Here is our tour guide telling us a ghost story. Supposedly the ghost of the woman in the portrait haunts this part of the abbey.

A painting of one of the monks…

The century-old beech trees surrounding the abbey…

Look at the size of this tree!

These rocks were all from the surrounding land. In order to farm, they had to clear them and then used them for rock fences and other buildings.

Happily the rains had stopped by now and we headed back to town. This is a small hotel area near the abbey.

These are typical Norwegian roads…very narrow with turn-outs for meeting cars.

Heading back to Stavanger…

The bales of hay on the side of the road are called “tractor eggs.” Too cute!

Construction of offices for oil companies continues in this thriving area.

We did a tour of the town. This is the rich part of the city where homes sell for the equivalent of $1-$2 million dollars!

The homes would date from the early 1900s…

Town hall in Stavanger…

We got off the bus and walked with our tour guide back to the ship. I have no idea what the significance of this statue is, nor have I been able to find out anything about it. A mystery...

OK...let's just call this the collection of weird statues that I don't have any information on!

I do recall it was something to do with this man and his love for children...but the rest is a mystery. Look at how his left arm has been touched and rubbed so often that it is shiny...

The area we walked through is known as Gamle Stavanger, an area of small wooden houses from the 18th century. This map shows the layout of the 173 houses in this preserved area.

These houses were built very close to the docks and were once the working class homes and not at all a desirable area. The narrow walkways paved with cobblestones make this a quaint area.

Don't you just want to sit down here and have a glass of wine and watch the world go by?

These homes have all been lovingly restored.
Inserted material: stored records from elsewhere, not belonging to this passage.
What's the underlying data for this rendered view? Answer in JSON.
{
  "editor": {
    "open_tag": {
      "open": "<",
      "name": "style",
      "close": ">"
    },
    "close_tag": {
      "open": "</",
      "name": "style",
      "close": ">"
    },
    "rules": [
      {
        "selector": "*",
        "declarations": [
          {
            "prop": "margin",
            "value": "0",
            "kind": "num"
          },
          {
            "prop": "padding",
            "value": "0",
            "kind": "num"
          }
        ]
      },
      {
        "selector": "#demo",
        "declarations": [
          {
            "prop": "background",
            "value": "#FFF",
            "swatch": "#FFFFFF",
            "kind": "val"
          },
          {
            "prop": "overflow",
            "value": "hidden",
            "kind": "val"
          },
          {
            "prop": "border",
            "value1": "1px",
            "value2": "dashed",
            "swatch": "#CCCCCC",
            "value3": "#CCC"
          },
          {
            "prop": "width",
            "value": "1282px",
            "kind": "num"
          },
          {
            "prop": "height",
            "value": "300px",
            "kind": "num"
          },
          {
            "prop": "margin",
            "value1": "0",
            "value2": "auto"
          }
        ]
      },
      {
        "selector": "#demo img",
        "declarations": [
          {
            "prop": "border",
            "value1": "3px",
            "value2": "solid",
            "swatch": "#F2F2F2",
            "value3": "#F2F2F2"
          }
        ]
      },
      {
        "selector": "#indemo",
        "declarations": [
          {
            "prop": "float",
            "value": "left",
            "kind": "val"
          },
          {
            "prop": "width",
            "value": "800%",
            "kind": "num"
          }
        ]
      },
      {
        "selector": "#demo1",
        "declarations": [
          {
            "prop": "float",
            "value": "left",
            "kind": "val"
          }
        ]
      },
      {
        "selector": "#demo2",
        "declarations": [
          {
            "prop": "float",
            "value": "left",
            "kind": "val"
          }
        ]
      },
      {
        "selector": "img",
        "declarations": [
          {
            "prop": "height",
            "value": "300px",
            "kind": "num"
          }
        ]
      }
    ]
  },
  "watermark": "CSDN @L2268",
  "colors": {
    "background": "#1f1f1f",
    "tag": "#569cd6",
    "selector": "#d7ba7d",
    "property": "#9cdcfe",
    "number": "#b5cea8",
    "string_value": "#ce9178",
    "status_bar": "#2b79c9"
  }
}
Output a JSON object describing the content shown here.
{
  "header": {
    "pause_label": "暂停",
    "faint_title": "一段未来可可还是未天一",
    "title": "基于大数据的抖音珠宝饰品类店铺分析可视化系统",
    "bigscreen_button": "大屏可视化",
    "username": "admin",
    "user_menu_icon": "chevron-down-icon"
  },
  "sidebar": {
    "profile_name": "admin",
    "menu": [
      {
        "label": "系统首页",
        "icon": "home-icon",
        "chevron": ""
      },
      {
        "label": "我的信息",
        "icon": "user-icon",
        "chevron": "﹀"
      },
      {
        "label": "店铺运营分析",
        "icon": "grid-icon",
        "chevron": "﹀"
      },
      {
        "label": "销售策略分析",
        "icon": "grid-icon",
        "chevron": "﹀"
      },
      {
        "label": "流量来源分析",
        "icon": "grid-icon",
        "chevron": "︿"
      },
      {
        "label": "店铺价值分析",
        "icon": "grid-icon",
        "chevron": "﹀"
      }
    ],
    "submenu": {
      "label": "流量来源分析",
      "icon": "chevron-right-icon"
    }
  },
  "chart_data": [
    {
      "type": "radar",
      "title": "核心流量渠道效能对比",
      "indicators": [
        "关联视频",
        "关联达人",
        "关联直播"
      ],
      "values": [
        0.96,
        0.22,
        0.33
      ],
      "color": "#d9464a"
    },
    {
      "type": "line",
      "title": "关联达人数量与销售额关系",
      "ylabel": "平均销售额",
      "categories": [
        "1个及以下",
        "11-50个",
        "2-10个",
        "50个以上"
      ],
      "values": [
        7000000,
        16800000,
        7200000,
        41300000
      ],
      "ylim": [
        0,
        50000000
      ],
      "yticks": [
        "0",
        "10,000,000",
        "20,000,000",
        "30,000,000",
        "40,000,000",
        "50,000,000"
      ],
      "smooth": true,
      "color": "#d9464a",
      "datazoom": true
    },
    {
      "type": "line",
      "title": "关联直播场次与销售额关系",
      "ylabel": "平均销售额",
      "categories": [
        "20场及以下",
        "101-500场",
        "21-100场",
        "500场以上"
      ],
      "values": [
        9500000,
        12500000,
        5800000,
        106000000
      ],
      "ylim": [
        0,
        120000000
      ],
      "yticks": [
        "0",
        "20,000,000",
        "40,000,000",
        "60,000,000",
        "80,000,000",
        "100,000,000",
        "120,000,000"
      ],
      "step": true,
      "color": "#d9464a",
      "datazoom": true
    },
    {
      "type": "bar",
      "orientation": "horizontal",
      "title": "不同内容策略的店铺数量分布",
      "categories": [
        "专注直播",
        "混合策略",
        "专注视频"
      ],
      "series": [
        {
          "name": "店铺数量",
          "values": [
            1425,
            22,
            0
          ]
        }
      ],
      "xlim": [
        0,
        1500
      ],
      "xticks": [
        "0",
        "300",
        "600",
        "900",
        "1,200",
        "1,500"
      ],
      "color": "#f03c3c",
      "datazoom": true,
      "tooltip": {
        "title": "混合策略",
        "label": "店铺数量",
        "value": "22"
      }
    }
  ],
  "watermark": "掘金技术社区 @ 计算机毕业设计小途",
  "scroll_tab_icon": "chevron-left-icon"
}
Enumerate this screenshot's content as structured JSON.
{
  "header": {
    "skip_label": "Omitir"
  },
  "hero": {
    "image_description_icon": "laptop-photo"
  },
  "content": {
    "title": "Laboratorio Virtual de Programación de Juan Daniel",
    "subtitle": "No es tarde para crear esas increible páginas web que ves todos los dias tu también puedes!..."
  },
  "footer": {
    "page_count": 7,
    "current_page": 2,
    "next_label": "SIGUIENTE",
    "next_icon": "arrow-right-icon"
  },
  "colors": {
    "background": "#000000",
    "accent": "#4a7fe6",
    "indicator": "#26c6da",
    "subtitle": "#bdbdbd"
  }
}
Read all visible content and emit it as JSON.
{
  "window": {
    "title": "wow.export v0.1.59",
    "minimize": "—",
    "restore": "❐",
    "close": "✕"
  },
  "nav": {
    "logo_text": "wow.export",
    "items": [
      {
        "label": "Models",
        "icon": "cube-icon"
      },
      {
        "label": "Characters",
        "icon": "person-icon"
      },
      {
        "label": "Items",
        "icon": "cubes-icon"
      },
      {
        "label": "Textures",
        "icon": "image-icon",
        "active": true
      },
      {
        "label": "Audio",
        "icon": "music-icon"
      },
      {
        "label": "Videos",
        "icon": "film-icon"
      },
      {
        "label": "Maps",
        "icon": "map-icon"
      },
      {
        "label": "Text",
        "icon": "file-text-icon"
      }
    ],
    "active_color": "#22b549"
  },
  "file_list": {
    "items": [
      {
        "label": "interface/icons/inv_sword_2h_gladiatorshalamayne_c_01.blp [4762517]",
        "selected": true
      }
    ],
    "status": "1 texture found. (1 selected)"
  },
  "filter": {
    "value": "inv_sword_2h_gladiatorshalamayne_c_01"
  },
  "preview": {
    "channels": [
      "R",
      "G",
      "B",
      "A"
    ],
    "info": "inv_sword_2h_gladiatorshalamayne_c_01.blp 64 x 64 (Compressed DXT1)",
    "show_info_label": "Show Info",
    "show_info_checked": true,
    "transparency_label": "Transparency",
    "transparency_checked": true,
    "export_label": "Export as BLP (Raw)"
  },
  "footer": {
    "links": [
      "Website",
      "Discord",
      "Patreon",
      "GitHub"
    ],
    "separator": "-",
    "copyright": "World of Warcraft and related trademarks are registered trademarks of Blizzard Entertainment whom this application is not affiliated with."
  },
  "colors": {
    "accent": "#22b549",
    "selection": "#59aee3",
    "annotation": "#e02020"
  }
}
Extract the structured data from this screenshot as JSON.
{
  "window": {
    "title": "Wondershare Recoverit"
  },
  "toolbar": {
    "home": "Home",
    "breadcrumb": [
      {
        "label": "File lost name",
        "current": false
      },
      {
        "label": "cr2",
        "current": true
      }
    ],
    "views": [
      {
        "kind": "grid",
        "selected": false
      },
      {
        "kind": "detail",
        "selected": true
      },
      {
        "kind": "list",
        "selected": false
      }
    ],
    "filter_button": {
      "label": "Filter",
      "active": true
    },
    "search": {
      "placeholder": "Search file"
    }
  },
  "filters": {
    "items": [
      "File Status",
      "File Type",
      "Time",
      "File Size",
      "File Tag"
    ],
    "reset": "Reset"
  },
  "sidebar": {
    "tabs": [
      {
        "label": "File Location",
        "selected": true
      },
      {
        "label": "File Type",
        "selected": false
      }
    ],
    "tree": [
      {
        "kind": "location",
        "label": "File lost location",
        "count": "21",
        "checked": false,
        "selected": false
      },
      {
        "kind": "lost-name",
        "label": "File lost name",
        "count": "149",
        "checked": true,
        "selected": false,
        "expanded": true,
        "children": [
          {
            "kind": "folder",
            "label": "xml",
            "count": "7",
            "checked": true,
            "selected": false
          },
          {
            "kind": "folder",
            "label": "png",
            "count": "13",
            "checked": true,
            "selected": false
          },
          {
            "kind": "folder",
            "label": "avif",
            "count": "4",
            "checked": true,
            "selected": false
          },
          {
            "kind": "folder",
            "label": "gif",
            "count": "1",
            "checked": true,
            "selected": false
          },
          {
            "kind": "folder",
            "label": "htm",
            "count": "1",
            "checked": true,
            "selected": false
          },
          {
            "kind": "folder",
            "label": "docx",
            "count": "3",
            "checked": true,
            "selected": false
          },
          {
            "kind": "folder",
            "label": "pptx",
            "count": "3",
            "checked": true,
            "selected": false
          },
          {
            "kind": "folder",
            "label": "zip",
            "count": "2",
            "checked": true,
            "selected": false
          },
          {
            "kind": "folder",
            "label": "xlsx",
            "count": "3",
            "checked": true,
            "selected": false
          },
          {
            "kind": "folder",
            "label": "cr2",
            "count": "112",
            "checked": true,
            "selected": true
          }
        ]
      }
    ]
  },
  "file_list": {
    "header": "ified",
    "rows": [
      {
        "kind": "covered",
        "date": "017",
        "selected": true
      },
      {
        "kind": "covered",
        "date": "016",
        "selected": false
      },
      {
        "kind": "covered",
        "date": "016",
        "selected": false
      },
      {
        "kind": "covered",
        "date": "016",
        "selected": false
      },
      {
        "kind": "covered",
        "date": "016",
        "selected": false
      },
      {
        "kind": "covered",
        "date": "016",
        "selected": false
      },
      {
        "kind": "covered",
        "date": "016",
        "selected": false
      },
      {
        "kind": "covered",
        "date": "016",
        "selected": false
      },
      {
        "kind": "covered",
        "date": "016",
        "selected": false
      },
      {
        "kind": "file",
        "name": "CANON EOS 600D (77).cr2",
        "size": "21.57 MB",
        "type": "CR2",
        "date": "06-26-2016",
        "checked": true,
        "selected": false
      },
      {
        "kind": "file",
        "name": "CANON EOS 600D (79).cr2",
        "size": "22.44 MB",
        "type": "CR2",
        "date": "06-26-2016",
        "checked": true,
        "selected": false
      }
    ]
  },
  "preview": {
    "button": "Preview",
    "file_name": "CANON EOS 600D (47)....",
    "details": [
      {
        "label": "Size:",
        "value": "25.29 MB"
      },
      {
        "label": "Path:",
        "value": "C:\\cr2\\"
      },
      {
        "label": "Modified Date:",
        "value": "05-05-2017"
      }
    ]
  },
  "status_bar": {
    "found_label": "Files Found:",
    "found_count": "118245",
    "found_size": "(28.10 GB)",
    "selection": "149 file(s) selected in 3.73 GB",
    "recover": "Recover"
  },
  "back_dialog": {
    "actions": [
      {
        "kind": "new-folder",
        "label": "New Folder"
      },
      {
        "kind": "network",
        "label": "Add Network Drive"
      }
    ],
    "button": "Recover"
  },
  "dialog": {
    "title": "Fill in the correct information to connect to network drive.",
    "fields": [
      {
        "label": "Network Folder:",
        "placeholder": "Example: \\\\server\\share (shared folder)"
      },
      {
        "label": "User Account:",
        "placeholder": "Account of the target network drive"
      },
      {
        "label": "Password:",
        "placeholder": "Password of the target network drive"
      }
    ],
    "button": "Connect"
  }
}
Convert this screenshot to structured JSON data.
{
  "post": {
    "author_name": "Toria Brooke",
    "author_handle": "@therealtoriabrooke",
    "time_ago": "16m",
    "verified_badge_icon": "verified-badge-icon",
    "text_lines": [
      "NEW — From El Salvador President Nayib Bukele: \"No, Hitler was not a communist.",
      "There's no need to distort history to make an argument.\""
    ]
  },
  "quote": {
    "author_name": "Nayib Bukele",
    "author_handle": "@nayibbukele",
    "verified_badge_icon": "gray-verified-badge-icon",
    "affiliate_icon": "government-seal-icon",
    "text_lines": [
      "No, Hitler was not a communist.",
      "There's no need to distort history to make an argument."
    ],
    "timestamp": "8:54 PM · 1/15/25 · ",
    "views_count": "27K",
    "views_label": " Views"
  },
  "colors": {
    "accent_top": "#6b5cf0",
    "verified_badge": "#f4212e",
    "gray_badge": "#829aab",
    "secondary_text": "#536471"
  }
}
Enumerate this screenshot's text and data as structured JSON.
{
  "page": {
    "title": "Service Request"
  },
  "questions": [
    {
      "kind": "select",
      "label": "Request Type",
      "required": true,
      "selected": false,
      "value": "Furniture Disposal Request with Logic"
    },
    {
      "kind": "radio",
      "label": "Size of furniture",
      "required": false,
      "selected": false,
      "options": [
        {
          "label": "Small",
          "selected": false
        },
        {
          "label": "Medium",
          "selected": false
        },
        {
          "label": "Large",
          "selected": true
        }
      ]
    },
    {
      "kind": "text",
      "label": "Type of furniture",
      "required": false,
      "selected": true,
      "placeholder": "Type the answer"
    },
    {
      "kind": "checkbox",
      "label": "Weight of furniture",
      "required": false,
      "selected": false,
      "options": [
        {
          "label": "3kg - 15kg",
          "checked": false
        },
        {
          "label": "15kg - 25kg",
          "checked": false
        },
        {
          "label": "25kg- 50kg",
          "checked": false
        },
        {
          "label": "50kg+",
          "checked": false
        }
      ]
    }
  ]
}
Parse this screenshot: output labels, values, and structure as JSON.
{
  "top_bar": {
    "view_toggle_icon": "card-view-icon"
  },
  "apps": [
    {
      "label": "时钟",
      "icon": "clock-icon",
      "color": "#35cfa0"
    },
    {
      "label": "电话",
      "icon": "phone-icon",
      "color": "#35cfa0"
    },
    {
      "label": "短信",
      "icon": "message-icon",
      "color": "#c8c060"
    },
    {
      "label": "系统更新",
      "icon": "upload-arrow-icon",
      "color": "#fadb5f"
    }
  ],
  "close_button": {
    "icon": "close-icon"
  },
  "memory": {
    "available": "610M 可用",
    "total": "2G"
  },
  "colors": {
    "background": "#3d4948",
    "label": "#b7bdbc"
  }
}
This is the oldest street in Stavanger called the Up and Down Street…

This hump in the middle of the road ensures no cars come through.

Even the manhole covers are attractive…

The old sardine factory which is now a museum.

The roofs are works of art in themselves!

Beautiful flowers throughout the area…

You can see how close these houses were to the docks because here is our ship looming over the town.

Looking out to sea...

We got back on the ship and got a great perspective of the whole area from the top of the ship. While we were in the town I was commenting that it was strange that all the houses were white, as opposed to the brightly coloured ones you often see in many harbour towns.

It turns out that white paint was originally very expensive. These houses would not have been white when they were built as white paint signified wealth. Now I know!

A great day in Stavanger…tomorrow we are off to Bergen, Norway…